-------- Exercise input --------
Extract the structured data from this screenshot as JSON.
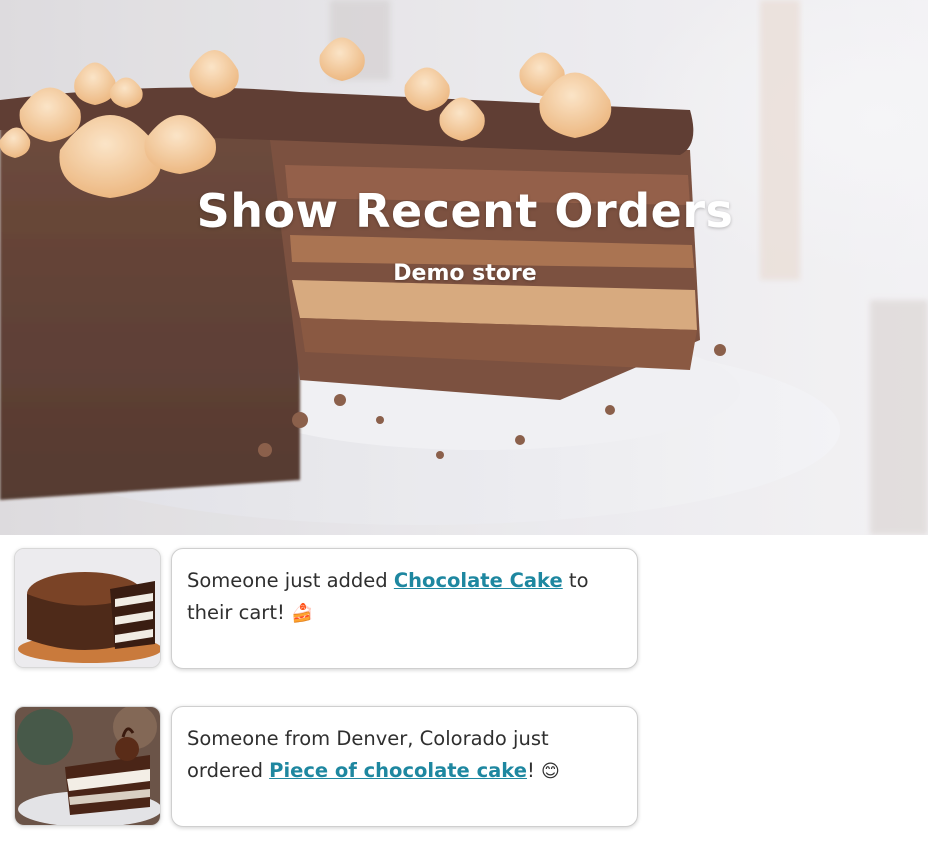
{
  "hero": {
    "title": "Show Recent Orders",
    "subtitle": "Demo store"
  },
  "notifications": [
    {
      "text_before": "Someone just added ",
      "product": "Chocolate Cake",
      "text_after": " to their cart! ",
      "emoji": "🍰",
      "thumbnail": "chocolate-cake-photo"
    },
    {
      "text_before": "Someone from Denver, Colorado just ordered ",
      "product": "Piece of chocolate cake",
      "text_after": "! ",
      "emoji": "😊",
      "thumbnail": "cake-slice-photo"
    }
  ],
  "colors": {
    "link": "#1e87a0",
    "text": "#2f2f2f",
    "hero_text": "#ffffff"
  }
}
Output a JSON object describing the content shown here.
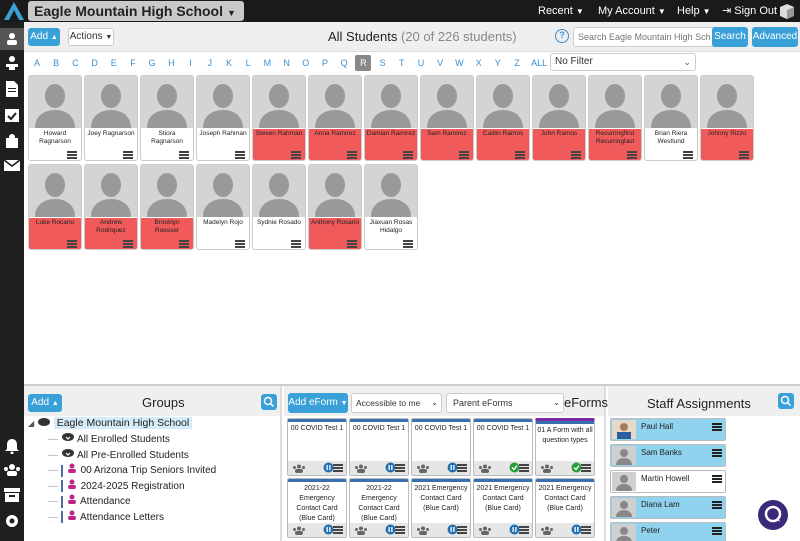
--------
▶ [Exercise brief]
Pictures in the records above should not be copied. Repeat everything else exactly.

▶ [Answer to the exercise]
Extract the structured data from this screenshot as JSON.
{
  "hero": {
    "title": "Show Recent Orders",
    "subtitle": "Demo store"
  },
  "notifications": [
    {
      "text_before": "Someone just added ",
      "product": "Chocolate Cake",
      "text_after": " to their cart! ",
      "emoji": "🍰",
      "thumbnail": "chocolate-cake-photo"
    },
    {
      "text_before": "Someone from Denver, Colorado just ordered ",
      "product": "Piece of chocolate cake",
      "text_after": "! ",
      "emoji": "😊",
      "thumbnail": "cake-slice-photo"
    }
  ],
  "colors": {
    "link": "#1e87a0",
    "text": "#2f2f2f",
    "hero_text": "#ffffff"
  }
}
Output a JSON object describing the content shown here.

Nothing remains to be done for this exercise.